by Fabio Tollon
An easy way to ruin any conversation is to start talking about philosophy. An easier way to do so is to mention free will. The issue of free will (whether we have it, if it is compatible with determinism, whether it even matters, etc.) has plagued philosophers for quite some time now. This is might be worrying, as it seems very important that we are free. How else can we fairly be held responsible for what we do? If your actions are fully determined by antecedent causes, what role do you really play? Additionally, reaching a consensus on what exactly free will entails is notoriously difficult. Is it enough to have some kind of “control”? Must the world be indeterministic? Does our best science exclude the possibility of free will? And, perhaps most provocatively, perhaps we don’t have free will at all, and that it doesn’t actually matter!

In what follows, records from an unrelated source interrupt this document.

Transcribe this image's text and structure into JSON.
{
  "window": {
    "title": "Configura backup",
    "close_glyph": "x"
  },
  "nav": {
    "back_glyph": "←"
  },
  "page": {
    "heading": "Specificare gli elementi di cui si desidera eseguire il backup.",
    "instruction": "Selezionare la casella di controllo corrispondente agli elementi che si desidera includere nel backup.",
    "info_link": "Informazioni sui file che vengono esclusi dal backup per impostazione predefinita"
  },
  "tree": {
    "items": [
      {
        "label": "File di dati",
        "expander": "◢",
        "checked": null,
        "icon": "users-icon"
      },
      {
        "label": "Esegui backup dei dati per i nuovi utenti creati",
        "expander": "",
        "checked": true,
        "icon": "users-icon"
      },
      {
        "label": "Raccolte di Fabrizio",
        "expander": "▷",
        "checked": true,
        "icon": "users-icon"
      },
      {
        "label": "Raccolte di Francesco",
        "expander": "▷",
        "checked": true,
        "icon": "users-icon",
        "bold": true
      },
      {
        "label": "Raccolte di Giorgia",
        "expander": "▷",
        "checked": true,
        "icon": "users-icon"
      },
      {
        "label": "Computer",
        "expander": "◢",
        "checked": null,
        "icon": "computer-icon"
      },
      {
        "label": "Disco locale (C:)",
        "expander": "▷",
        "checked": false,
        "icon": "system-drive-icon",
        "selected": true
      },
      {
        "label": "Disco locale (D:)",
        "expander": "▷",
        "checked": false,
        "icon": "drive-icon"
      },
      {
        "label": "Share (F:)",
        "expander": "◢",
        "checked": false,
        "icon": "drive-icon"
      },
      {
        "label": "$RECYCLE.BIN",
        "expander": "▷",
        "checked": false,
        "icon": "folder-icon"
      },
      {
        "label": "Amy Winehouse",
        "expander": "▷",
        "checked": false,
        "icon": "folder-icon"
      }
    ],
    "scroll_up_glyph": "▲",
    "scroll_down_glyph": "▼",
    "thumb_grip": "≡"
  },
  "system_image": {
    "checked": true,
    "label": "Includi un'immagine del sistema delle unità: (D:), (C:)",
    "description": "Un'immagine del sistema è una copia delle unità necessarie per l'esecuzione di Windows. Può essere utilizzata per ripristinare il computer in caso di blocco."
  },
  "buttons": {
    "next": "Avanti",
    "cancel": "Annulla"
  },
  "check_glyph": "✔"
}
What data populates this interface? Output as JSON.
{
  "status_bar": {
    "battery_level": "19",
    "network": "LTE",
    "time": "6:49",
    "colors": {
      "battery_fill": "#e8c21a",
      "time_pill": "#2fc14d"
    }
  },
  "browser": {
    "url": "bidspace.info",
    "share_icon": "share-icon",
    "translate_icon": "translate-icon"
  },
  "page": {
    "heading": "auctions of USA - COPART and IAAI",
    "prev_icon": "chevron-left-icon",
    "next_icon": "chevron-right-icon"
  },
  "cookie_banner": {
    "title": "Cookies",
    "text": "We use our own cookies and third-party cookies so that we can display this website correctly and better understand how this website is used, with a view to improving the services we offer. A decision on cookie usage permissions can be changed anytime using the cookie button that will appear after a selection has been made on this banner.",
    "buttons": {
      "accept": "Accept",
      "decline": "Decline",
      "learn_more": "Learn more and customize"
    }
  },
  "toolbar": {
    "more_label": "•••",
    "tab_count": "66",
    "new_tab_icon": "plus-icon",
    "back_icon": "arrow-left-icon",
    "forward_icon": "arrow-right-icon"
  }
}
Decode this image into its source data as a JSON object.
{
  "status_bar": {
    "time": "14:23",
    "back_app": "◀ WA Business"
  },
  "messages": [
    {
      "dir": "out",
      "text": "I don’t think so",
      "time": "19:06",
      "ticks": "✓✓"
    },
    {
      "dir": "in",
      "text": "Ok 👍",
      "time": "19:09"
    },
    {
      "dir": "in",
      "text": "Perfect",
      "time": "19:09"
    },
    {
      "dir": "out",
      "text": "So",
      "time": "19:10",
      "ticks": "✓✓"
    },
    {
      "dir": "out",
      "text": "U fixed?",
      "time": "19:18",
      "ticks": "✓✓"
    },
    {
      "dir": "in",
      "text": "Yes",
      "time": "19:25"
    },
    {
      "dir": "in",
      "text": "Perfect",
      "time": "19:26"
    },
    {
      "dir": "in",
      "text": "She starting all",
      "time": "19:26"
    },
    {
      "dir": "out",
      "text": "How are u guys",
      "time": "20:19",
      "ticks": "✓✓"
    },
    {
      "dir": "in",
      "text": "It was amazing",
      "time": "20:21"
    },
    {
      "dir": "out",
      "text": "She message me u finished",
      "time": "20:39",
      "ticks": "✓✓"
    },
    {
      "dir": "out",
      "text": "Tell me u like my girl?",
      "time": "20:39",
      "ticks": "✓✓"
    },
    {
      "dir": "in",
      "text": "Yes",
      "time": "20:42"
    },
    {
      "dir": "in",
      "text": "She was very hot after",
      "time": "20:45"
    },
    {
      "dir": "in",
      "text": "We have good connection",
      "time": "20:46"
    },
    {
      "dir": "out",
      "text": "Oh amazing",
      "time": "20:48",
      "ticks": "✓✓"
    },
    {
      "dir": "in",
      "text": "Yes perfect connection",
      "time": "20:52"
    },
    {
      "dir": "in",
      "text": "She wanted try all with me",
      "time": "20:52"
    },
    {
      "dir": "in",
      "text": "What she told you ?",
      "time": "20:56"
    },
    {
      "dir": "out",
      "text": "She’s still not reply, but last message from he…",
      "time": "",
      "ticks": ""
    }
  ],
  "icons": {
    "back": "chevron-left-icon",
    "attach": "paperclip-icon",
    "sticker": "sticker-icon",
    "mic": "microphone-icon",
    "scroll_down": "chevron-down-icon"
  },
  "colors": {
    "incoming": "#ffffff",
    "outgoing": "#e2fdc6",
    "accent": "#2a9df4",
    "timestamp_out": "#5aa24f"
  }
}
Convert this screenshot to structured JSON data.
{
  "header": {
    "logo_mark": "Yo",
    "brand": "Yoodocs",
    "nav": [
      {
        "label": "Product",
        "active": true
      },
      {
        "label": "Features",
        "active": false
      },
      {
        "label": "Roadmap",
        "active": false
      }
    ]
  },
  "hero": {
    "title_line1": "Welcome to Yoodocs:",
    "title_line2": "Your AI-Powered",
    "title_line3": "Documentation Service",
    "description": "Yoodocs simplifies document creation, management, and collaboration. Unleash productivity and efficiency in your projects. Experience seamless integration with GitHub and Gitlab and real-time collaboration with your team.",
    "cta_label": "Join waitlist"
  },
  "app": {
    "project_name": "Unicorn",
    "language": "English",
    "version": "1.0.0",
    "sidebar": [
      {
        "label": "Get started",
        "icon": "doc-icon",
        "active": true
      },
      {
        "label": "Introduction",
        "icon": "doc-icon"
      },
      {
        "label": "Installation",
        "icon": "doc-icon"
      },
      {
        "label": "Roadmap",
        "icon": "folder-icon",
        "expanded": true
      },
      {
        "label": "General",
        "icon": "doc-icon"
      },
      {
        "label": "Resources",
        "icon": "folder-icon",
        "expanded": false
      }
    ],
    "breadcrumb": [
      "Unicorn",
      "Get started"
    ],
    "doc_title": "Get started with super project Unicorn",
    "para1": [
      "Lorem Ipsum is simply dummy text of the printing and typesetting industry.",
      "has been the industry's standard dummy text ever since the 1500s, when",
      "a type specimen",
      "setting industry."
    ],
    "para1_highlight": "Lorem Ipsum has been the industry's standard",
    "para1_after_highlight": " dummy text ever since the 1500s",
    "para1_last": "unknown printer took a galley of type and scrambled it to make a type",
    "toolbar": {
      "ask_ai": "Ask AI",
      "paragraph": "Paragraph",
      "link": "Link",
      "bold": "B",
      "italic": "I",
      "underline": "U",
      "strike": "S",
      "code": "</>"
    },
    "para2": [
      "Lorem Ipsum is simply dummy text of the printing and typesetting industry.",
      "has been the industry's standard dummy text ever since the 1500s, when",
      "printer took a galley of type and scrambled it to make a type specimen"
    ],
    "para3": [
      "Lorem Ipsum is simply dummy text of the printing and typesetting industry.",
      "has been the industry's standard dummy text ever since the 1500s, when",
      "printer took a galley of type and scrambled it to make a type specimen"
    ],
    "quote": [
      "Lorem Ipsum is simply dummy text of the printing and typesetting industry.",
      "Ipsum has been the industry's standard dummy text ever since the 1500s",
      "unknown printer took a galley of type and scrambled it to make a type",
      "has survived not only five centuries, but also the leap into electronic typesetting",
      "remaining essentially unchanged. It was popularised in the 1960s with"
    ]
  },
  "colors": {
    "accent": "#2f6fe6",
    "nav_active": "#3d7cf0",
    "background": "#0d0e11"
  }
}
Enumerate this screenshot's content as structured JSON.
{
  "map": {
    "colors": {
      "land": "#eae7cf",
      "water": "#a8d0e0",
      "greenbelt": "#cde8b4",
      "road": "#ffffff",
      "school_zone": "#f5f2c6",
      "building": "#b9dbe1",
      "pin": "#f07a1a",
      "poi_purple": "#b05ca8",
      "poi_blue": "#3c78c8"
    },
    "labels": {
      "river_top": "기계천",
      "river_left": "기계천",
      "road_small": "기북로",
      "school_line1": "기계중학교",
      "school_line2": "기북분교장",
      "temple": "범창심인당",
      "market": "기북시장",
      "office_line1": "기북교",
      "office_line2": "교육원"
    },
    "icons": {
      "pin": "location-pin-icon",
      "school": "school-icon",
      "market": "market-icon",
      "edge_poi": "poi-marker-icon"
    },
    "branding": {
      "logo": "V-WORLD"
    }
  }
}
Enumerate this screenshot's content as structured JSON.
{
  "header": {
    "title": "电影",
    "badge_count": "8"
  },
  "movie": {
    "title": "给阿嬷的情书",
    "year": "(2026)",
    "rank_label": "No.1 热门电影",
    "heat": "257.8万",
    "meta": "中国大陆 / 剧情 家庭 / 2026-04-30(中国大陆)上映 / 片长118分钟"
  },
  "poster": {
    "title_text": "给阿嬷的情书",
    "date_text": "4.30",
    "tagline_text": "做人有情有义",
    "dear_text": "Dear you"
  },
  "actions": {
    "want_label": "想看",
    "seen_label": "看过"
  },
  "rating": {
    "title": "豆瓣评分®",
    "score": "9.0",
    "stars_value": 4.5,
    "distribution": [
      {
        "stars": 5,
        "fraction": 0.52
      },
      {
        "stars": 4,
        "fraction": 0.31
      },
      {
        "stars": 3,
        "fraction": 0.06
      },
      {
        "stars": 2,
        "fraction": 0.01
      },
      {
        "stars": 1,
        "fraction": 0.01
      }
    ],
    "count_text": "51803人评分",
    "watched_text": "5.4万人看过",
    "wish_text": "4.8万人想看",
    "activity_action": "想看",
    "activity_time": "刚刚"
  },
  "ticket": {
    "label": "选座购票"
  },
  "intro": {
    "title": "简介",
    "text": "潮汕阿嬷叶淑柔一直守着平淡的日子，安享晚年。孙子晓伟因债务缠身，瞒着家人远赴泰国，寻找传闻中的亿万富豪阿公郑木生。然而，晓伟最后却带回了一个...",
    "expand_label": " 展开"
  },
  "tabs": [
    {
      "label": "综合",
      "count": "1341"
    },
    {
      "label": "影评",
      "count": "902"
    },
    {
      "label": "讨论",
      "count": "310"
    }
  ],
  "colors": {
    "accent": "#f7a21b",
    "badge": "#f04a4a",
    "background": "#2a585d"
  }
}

What I want to do here is take a somewhat different approach to the problem of free will. Instead of trying to figure out what exactly free will is or whether we need it, I want to start with a commonly accepted intuition: most of us, at least some of the time, feel as though we are free. From a first-person perspective, it really does (at least to me) feel as though we are in control of what we do, and that there is some central “willer” behind our actions. Moreover, whether we or not we really “believe” in free will or not, it seems this feeling of freedom will not go away. Read more »